Exercise details: Would you reproduce all of the entries exactly?

Material provided:
+---+

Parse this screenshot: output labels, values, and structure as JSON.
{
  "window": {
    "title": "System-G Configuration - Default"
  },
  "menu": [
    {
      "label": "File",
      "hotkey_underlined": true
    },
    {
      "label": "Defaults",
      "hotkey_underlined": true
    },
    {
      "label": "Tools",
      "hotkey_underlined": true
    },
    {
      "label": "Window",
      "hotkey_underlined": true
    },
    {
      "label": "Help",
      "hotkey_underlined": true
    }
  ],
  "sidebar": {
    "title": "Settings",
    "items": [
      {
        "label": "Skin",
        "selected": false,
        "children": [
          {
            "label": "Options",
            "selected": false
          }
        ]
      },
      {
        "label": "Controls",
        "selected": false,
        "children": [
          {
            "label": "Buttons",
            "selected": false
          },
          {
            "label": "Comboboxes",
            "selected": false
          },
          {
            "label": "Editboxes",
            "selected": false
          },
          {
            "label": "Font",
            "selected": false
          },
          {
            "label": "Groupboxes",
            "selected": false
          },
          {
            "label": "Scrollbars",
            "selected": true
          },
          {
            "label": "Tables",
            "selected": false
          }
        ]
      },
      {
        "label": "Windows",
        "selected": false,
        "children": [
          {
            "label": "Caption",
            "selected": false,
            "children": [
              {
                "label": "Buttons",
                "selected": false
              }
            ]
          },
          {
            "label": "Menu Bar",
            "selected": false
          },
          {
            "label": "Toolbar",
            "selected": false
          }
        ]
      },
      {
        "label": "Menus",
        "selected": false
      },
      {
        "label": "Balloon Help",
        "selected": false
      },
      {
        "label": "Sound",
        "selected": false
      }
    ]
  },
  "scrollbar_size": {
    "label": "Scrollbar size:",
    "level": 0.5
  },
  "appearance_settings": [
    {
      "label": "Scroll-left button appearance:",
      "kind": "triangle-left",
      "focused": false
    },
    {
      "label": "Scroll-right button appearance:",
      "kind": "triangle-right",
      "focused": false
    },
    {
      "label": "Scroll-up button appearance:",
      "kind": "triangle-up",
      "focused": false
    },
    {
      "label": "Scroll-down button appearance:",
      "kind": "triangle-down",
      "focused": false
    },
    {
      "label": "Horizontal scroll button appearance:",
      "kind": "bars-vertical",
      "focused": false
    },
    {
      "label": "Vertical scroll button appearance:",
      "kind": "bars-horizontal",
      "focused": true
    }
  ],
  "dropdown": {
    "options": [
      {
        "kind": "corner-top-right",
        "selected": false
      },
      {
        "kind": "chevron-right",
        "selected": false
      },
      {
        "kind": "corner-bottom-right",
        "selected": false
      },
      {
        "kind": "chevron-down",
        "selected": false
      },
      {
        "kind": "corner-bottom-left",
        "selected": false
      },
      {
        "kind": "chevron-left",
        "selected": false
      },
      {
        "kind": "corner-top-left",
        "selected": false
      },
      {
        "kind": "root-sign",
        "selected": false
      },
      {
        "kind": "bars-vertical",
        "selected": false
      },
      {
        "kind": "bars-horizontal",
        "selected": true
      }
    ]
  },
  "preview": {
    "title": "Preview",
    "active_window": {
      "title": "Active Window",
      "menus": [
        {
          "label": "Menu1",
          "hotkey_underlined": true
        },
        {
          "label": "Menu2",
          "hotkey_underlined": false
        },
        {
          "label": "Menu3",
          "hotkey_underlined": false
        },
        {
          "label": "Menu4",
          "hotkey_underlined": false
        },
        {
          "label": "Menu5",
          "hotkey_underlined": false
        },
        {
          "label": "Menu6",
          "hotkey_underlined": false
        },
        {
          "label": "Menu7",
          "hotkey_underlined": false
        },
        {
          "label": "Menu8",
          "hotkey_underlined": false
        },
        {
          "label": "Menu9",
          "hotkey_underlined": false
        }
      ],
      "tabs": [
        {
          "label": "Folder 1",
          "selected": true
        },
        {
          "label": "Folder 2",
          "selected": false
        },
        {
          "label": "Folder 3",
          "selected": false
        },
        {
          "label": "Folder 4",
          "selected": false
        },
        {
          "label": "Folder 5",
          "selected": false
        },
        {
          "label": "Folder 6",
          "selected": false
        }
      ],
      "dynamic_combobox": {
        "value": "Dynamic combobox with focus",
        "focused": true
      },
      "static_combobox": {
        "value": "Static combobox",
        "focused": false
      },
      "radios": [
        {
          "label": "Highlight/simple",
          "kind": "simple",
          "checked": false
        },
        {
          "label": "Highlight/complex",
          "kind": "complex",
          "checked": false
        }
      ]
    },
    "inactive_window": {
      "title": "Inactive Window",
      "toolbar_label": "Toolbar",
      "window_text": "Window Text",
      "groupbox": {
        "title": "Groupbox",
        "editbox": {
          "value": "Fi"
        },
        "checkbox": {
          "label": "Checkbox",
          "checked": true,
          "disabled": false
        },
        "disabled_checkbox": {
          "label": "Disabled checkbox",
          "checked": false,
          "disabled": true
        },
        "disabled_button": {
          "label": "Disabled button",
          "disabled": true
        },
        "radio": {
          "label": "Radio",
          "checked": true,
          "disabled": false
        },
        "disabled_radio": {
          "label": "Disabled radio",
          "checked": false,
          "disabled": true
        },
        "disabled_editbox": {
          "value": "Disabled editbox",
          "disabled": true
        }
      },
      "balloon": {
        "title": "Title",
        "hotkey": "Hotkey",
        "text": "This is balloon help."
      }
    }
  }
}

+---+

Final answer:
Parse this screenshot: output labels, values, and structure as JSON.
{
  "window": {
    "title": "System-G Configuration - Default"
  },
  "menu": [
    {
      "label": "File",
      "hotkey_underlined": true
    },
    {
      "label": "Defaults",
      "hotkey_underlined": true
    },
    {
      "label": "Tools",
      "hotkey_underlined": true
    },
    {
      "label": "Window",
      "hotkey_underlined": true
    },
    {
      "label": "Help",
      "hotkey_underlined": true
    }
  ],
  "sidebar": {
    "title": "Settings",
    "items": [
      {
        "label": "Skin",
        "selected": false,
        "children": [
          {
            "label": "Options",
            "selected": false
          }
        ]
      },
      {
        "label": "Controls",
        "selected": false,
        "children": [
          {
            "label": "Buttons",
            "selected": false
          },
          {
            "label": "Comboboxes",
            "selected": false
          },
          {
            "label": "Editboxes",
            "selected": false
          },
          {
            "label": "Font",
            "selected": false
          },
          {
            "label": "Groupboxes",
            "selected": false
          },
          {
            "label": "Scrollbars",
            "selected": true
          },
          {
            "label": "Tables",
            "selected": false
          }
        ]
      },
      {
        "label": "Windows",
        "selected": false,
        "children": [
          {
            "label": "Caption",
            "selected": false,
            "children": [
              {
                "label": "Buttons",
                "selected": false
              }
            ]
          },
          {
            "label": "Menu Bar",
            "selected": false
          },
          {
            "label": "Toolbar",
            "selected": false
          }
        ]
      },
      {
        "label": "Menus",
        "selected": false
      },
      {
        "label": "Balloon Help",
        "selected": false
      },
      {
        "label": "Sound",
        "selected": false
      }
    ]
  },
  "scrollbar_size": {
    "label": "Scrollbar size:",
    "level": 0.5
  },
  "appearance_settings": [
    {
      "label": "Scroll-left button appearance:",
      "kind": "triangle-left",
      "focused": false
    },
    {
      "label": "Scroll-right button appearance:",
      "kind": "triangle-right",
      "focused": false
    },
    {
      "label": "Scroll-up button appearance:",
      "kind": "triangle-up",
      "focused": false
    },
    {
      "label": "Scroll-down button appearance:",
      "kind": "triangle-down",
      "focused": false
    },
    {
      "label": "Horizontal scroll button appearance:",
      "kind": "bars-vertical",
      "focused": false
    },
    {
      "label": "Vertical scroll button appearance:",
      "kind": "bars-horizontal",
      "focused": true
    }
  ],
  "dropdown": {
    "options": [
      {
        "kind": "corner-top-right",
        "selected": false
      },
      {
        "kind": "chevron-right",
        "selected": false
      },
      {
        "kind": "corner-bottom-right",
        "selected": false
      },
      {
        "kind": "chevron-down",
        "selected": false
      },
      {
        "kind": "corner-bottom-left",
        "selected": false
      },
      {
        "kind": "chevron-left",
        "selected": false
      },
      {
        "kind": "corner-top-left",
        "selected": false
      },
      {
        "kind": "root-sign",
        "selected": false
      },
      {
        "kind": "bars-vertical",
        "selected": false
      },
      {
        "kind": "bars-horizontal",
        "selected": true
      }
    ]
  },
  "preview": {
    "title": "Preview",
    "active_window": {
      "title": "Active Window",
      "menus": [
        {
          "label": "Menu1",
          "hotkey_underlined": true
        },
        {
          "label": "Menu2",
          "hotkey_underlined": false
        },
        {
          "label": "Menu3",
          "hotkey_underlined": false
        },
        {
          "label": "Menu4",
          "hotkey_underlined": false
        },
        {
          "label": "Menu5",
          "hotkey_underlined": false
        },
        {
          "label": "Menu6",
          "hotkey_underlined": false
        },
        {
          "label": "Menu7",
          "hotkey_underlined": false
        },
        {
          "label": "Menu8",
          "hotkey_underlined": false
        },
        {
          "label": "Menu9",
          "hotkey_underlined": false
        }
      ],
      "tabs": [
        {
          "label": "Folder 1",
          "selected": true
        },
        {
          "label": "Folder 2",
          "selected": false
        },
        {
          "label": "Folder 3",
          "selected": false
        },
        {
          "label": "Folder 4",
          "selected": false
        },
        {
          "label": "Folder 5",
          "selected": false
        },
        {
          "label": "Folder 6",
          "selected": false
        }
      ],
      "dynamic_combobox": {
        "value": "Dynamic combobox with focus",
        "focused": true
      },
      "static_combobox": {
        "value": "Static combobox",
        "focused": false
      },
      "radios": [
        {
          "label": "Highlight/simple",
          "kind": "simple",
          "checked": false
        },
        {
          "label": "Highlight/complex",
          "kind": "complex",
          "checked": false
        }
      ]
    },
    "inactive_window": {
      "title": "Inactive Window",
      "toolbar_label": "Toolbar",
      "window_text": "Window Text",
      "groupbox": {
        "title": "Groupbox",
        "editbox": {
          "value": "Fi"
        },
        "checkbox": {
          "label": "Checkbox",
          "checked": true,
          "disabled": false
        },
        "disabled_checkbox": {
          "label": "Disabled checkbox",
          "checked": false,
          "disabled": true
        },
        "disabled_button": {
          "label": "Disabled button",
          "disabled": true
        },
        "radio": {
          "label": "Radio",
          "checked": true,
          "disabled": false
        },
        "disabled_radio": {
          "label": "Disabled radio",
          "checked": false,
          "disabled": true
        },
        "disabled_editbox": {
          "value": "Disabled editbox",
          "disabled": true
        }
      },
      "balloon": {
        "title": "Title",
        "hotkey": "Hotkey",
        "text": "This is balloon help."
      }
    }
  }
}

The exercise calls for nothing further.